*** Opening of THE INPUT ***
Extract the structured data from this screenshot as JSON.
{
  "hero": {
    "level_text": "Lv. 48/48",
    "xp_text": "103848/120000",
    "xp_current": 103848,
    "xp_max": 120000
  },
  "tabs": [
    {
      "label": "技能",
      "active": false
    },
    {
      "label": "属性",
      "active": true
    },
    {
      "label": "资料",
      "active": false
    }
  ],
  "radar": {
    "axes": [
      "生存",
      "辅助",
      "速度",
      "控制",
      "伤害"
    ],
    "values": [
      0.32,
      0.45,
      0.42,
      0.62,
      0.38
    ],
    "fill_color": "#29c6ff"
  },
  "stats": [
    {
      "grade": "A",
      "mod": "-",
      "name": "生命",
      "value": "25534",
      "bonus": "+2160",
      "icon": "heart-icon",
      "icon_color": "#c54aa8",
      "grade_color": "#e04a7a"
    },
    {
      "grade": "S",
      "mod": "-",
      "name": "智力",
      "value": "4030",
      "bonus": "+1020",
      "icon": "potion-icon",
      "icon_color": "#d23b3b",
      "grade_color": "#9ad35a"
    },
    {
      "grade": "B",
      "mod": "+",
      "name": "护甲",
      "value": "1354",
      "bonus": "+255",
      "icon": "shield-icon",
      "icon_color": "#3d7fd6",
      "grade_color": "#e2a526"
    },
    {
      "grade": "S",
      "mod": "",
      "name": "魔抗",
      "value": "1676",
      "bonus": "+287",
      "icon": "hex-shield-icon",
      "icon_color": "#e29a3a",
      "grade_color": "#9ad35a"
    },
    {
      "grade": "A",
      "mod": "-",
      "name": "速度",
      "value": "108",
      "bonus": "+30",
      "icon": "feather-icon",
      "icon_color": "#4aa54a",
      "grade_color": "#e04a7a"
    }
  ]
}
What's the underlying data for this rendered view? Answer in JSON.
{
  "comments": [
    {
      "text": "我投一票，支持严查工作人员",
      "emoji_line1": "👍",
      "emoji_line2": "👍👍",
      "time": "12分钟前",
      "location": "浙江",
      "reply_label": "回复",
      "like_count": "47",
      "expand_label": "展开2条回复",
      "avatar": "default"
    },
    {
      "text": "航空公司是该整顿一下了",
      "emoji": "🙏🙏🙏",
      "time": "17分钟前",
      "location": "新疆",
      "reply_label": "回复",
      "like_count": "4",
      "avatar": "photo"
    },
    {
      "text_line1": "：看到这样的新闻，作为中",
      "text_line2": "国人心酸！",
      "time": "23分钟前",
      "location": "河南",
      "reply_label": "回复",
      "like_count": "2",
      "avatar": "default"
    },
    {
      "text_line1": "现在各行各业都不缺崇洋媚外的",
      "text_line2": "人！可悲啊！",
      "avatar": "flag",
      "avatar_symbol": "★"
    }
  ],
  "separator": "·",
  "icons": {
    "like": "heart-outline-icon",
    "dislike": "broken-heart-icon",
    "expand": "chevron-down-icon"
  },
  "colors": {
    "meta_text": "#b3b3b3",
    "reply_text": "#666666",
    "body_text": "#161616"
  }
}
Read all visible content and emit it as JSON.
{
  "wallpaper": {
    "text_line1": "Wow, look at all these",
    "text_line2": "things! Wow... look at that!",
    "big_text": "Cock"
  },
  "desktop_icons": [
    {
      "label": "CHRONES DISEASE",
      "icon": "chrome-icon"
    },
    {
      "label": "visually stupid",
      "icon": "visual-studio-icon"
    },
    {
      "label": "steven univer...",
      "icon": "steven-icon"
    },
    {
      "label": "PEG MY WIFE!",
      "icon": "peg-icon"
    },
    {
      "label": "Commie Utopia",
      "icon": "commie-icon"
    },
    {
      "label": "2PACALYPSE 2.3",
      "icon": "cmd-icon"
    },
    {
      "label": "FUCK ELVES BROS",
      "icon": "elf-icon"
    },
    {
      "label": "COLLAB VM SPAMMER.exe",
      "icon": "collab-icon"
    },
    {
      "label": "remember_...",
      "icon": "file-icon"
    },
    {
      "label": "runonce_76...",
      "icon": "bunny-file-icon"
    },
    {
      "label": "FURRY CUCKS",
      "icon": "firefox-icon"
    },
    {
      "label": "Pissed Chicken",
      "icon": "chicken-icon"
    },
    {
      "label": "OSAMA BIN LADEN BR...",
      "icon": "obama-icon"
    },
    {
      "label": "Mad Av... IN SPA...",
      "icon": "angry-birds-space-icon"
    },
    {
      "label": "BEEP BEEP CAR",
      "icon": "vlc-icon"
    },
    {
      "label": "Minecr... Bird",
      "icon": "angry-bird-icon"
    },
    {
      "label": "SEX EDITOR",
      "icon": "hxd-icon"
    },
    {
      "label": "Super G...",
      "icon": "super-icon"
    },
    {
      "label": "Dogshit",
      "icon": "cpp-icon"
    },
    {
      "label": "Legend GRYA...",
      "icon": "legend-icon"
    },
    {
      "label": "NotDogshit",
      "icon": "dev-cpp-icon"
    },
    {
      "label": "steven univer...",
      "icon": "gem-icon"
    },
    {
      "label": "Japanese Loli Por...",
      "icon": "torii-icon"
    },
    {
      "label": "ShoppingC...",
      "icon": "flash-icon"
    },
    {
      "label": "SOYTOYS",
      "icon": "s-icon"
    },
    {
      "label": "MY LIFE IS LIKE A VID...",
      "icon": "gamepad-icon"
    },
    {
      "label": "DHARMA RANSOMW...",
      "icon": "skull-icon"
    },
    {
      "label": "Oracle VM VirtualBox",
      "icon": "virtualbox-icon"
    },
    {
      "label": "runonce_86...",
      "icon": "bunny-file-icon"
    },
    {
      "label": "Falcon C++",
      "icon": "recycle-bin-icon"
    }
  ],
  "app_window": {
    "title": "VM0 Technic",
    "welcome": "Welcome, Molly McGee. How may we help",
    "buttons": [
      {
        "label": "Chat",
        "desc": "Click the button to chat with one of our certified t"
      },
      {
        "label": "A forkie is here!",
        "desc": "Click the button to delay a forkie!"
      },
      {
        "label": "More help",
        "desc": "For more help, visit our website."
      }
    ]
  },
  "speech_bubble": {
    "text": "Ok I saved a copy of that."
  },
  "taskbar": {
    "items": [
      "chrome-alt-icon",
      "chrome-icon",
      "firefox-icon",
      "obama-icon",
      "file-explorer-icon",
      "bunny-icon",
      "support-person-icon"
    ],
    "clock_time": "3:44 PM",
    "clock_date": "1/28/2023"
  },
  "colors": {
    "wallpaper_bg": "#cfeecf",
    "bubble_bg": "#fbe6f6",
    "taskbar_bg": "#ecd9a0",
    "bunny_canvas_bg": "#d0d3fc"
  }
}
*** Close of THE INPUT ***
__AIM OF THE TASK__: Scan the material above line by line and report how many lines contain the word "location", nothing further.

__YOUR RESPONSE__: 3